There was a time, long ago, that Fine was one of the best analysts in the world, but after he quit playing in 1952 he degenerated, apparently in frustration over his failing to have become world champion and, possibly, he had other psychological problems.
This book is proof of Fine's loss of the ability to objectively analyze games. In his analysis Fine even attempts to explain the psychological motivations behind the moves as if he had been inside the players' heads.
The first 92 pages are history where he writes about the world championship from 1938 to 1948 and the controversies with the death of Alekhine and several other top players of the day. The whole purpose is Fine's attempt to prove he should have been the World Champion.
One of his biggest errors is his claim that Spassky's preparation for the match was superior to Fischer's. Really?! Spassky was totally unprepared for Fischer's openings! When Fischer played the English as white and the Alekhine as black, Spassky was totally flummoxed. The fact that Fischer was better prepared was proven by his “surprising” choice of openings and his quick play.

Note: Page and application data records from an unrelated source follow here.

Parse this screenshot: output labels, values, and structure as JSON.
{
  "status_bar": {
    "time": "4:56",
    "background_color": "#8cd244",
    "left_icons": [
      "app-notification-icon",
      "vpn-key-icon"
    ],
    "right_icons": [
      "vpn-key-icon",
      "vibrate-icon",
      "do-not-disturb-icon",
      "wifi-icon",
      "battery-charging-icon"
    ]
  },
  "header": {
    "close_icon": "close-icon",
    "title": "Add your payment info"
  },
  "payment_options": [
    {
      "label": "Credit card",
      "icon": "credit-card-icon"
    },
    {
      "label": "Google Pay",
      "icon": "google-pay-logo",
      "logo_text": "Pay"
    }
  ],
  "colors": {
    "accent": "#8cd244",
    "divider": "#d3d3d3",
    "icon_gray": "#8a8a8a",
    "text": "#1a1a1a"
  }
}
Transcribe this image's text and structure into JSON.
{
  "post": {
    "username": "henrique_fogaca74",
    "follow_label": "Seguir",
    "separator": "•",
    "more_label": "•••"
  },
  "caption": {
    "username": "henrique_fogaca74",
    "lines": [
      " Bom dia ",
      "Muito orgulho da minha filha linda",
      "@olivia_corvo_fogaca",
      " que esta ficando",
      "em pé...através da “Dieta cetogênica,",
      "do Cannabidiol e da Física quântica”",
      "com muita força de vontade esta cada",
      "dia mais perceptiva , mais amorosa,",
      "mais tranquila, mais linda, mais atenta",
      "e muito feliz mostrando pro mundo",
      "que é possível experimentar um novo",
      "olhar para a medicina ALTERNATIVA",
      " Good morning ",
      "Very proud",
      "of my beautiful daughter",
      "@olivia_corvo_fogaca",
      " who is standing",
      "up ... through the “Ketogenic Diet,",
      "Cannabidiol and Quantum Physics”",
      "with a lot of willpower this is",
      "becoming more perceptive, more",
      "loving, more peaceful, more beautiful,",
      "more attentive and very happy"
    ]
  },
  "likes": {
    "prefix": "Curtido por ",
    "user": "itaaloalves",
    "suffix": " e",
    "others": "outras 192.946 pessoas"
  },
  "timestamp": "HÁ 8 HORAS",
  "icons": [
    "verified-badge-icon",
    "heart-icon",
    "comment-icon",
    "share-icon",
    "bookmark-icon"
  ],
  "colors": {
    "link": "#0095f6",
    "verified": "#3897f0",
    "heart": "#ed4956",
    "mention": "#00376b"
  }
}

Spassky used a lot of time in the openings, got into time trouble and made mistakes.
Fine also claims that no really great games were played in the match which is absolutely wrong.
Jeremy Silman wrote that this is without doubt one of the worst chess books ever written, but then admitted that he loved it and advised that “if you see this book in a used bookstore, grab it and prepare for a lot of fun.” Dr. Anthony Saidy advised the publisher,“Do NOT even think of reprinting this terrible book.” I agree with Silman!